Emmanuel Iduma’s A Stranger’s Pose is a discontinuous journey that zigzags across parts of north Africa. As a traveler who often lacks the local language, Iduma and the people he meets are constantly forced to assess each other with little or no language. The camera that he carries can be perceived as a threat or an invitation. Finding a common language—even if it is simply gestural— is the first priority.

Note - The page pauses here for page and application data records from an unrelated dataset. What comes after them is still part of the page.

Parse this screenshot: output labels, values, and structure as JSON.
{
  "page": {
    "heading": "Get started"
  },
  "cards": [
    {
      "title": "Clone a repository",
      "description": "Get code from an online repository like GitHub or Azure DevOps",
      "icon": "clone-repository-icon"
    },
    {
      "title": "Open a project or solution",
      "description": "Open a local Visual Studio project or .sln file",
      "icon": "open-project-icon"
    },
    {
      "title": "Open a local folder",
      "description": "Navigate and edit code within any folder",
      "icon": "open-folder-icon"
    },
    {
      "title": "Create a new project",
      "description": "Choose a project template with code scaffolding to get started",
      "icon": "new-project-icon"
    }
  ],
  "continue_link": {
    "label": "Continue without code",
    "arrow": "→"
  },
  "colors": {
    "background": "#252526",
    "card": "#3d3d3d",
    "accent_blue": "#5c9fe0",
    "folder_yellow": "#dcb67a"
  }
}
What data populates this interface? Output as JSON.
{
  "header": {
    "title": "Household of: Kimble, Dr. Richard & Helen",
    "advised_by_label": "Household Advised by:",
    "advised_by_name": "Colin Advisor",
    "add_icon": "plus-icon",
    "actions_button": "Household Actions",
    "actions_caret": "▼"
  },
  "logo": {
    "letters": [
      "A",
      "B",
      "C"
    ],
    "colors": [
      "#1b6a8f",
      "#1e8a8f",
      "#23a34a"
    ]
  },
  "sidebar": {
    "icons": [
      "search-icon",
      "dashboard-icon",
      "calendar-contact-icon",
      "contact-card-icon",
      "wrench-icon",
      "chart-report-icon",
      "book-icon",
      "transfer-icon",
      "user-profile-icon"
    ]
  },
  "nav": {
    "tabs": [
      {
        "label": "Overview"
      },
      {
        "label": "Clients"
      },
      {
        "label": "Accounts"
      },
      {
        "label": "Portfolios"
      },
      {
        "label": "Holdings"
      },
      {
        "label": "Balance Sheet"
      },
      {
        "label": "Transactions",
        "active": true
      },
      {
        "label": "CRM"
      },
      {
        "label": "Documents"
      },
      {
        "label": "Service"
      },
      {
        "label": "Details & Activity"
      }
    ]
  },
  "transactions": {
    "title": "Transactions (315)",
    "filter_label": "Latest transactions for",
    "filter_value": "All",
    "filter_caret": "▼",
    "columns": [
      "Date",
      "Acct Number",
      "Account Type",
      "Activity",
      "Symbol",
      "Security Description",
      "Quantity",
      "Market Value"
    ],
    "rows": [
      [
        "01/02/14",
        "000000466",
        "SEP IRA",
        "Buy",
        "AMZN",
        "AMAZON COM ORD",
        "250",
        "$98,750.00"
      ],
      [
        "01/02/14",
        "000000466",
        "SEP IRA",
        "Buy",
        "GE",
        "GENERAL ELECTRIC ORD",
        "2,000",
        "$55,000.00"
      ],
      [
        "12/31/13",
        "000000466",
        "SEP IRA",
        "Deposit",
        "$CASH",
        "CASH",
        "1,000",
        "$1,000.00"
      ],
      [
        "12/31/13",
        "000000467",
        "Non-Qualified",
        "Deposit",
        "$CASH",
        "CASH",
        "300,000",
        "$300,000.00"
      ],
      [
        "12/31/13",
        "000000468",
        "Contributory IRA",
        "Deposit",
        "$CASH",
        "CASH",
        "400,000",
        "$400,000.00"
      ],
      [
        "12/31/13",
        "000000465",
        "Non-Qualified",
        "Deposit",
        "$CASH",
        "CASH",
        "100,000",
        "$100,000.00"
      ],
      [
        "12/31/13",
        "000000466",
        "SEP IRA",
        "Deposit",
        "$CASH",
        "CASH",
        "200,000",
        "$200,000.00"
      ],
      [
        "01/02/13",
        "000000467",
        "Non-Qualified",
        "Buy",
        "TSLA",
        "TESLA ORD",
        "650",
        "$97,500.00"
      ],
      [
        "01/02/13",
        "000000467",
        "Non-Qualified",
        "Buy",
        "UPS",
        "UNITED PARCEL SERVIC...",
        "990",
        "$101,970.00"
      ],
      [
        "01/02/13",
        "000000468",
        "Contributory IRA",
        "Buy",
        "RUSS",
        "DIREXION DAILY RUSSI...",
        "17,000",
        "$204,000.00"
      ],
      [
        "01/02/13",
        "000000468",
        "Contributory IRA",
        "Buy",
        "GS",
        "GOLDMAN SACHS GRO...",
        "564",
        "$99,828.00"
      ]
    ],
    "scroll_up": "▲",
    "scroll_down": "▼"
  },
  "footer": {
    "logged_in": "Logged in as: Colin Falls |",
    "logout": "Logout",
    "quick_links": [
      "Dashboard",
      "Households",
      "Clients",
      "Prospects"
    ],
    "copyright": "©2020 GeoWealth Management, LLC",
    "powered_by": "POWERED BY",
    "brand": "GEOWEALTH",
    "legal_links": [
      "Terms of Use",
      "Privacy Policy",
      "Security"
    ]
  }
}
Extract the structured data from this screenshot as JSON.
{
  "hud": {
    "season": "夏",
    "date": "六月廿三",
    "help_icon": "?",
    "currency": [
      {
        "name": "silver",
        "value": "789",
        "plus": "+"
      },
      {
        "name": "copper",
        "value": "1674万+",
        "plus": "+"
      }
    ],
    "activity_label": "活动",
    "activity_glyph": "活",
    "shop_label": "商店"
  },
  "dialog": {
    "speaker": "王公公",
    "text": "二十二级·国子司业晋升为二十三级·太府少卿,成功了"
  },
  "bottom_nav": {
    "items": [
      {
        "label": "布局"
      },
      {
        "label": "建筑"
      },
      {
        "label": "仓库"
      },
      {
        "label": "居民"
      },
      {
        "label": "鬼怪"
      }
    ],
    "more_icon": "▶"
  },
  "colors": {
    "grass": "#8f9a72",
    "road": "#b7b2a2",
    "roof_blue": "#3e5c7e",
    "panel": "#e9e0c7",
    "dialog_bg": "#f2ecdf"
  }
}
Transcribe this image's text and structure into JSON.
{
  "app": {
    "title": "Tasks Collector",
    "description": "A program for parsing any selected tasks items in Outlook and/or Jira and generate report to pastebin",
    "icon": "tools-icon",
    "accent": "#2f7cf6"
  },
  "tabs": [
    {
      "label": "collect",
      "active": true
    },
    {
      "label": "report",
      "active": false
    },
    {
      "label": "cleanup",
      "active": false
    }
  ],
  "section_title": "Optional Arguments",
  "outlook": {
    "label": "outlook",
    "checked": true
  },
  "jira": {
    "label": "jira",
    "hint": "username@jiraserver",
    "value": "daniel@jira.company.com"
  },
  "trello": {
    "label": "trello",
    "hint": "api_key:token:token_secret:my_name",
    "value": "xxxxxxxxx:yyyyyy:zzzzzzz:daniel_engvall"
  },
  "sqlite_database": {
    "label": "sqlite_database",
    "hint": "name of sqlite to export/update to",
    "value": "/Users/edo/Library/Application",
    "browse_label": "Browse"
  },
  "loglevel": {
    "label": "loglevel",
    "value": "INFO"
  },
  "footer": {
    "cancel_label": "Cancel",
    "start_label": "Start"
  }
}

The book consists of seventy-seven short pieces that include brief stories, conversations, dreams, reflections, poems, and photographs that are credited to Iduma and a dozen or so others. The book covers a swath of the continent that spans from Casablanca and Rabat in the North to Dakar in the West and Addis Ababa in the east. The seeming lack of structure, be it geographic or temporal, struck me as one of the book’s strengths, because it instantly converts the reader into a traveler, waking up in a new place daily, coming across strangers in a strange land every few pages. As Rebecca Solnit’s book A Field Guide to Getting Lost constantly reminds us, travel is a kind of dream state in which we are unmoored from almost everything familiar. Read more